4. It reengineers products to be cheaper


Because Costco stocks limited inventory in massive amounts, it is extremely fickle about the vendors it chooses to work with.

When Costco comes across a product it likes, it often spends months working closely with the vendor and its factories to both reduce the price of an item and amp up its quality. 

Costco’s founding father, Jim Sinegal, inspecting his enormous empire of frozen chicken tenders (Wikipedia)

In the 2012 CNBC doc “Costco Craze,” a Costco buyer related one tale about a toy he found that retailed for $100. The company had the option of buying the unit for $50 wholesale and selling it for around $60 — but this wasn’t good enough.

Over a period of months, Costco ended up working with the vendor and its factory to redesign the toy from the ground up, analyzing every part of the process for ways to cut costs. In the end, Costco got the vendor to reduce the price by 50%, and sold it for $30.

The profit margin Costco made from the toy at $30 was the same it would’ve made at $60: The time and resources the company invested to lower the price were strictly for the benefit of their shoppers.

In another instance, reengineering a container of cashews from a circle to a square shape allowed Costco to stack more items in a single truck, reducing the number of shipments by 24,000 pallets per year. For shoppers, this meant cheaper nuts.

But Costco’s most important initiative has nothing to do with the products it sells.

5. It realizes the economic incentive for treating employees well

Retail workers are among America’s lowest-paid employees, earning an average of around $10 per hour. They rarely get full benefits, and their employers view them as expendable (turnover rates are as high as 65%).

But Costco realizes that it is more cost effective to retain happy employees and — brace yourself — actually pay them a livable wage, than it is to churn and burn

The average pay among its 245,000 workers (143,000 full-time, 102,000 part-time) works out to $21 per hour, double the national retail average and nearly 2x Walmart’s going rate. Moreover, 88% of Costco workers receive company-sponsored health insurance.

A Costco warehouse manager poses with his team (Costco)

This mentality that has earned the company some of the highest retention rates in the industry — and many employees stay at Costco for more than a decade.

“I don’t see what’s wrong with an employee earning enough to be able to buy a house or have a health plan for the family,” Sinegal once told the Los Angeles Times

Investors, however, haven’t always seen it that way.

6. It values its customers over its shareholders

CEOs of public companies often blame unpopular decisions — price hikes, layoffs, cutting corners — on their “responsibility to maximize shareholder value.”

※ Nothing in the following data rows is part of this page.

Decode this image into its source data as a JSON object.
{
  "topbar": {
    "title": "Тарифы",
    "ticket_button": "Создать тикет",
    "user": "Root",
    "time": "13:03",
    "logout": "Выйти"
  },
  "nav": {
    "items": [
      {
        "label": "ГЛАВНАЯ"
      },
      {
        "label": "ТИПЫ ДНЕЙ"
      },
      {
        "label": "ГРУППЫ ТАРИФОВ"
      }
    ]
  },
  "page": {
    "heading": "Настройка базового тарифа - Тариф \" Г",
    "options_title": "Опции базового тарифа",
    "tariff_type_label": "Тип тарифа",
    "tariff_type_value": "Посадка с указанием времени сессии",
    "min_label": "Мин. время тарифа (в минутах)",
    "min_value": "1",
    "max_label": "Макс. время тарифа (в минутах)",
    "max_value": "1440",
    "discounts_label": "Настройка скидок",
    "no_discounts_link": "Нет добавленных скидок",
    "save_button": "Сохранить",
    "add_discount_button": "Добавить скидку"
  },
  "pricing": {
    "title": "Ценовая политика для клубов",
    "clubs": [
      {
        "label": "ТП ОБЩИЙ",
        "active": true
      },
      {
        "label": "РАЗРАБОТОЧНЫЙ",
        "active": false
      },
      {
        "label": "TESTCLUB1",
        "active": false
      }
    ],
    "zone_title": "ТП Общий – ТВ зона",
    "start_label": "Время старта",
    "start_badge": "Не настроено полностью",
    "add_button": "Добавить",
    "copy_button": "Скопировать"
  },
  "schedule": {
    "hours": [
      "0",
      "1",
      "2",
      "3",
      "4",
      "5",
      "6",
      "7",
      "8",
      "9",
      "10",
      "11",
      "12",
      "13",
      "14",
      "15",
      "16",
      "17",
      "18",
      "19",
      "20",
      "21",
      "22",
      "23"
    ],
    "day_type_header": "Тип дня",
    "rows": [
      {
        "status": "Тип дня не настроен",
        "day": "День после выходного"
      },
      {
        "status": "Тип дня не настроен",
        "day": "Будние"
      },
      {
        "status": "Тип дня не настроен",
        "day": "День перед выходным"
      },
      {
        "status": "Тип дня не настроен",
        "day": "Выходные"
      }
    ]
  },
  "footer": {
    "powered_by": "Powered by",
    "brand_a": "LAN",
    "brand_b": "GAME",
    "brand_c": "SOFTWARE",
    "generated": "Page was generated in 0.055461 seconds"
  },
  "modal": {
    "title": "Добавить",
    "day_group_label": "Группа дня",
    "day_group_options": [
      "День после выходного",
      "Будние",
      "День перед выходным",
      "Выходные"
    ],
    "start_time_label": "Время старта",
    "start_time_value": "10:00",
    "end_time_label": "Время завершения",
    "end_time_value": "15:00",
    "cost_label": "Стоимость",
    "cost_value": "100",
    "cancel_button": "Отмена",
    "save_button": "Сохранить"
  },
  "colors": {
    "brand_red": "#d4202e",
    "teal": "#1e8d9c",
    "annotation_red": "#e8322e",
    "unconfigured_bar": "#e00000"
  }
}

In the last 30 years, the percentage of corporate profits going to stockholders has increased from 50% to 86%, resulting in fewer deals for customers and less money for employees. This investor-first mentality has, in many ways, harmed American industry.

Since the day Costco went public in December of 1985, investors have complained that the company has been “too generous” with its customers and employees. They’ve called for higher markups on goods, steeper prices, and reduced benefits for workers.

But Costco has always insisted that their policies aren’t just altruistic — they’re good for business: By sticking to their principles, stock has gone up 387% since 2000.

“On Wall Street, they’re in the business of making money between now and next Thursday,” Sinegal told the New York Times in 2005. “We can’t take that view. We want to build a company that will still be here 50 years from now.”

In other words, about twice as long as the shelf life on its 27-pound tubs of mac and cheese.

Get the 5-minute news brief keeping 2.5M+ innovators in the loop. Always free. 100% fresh. No bullsh*t.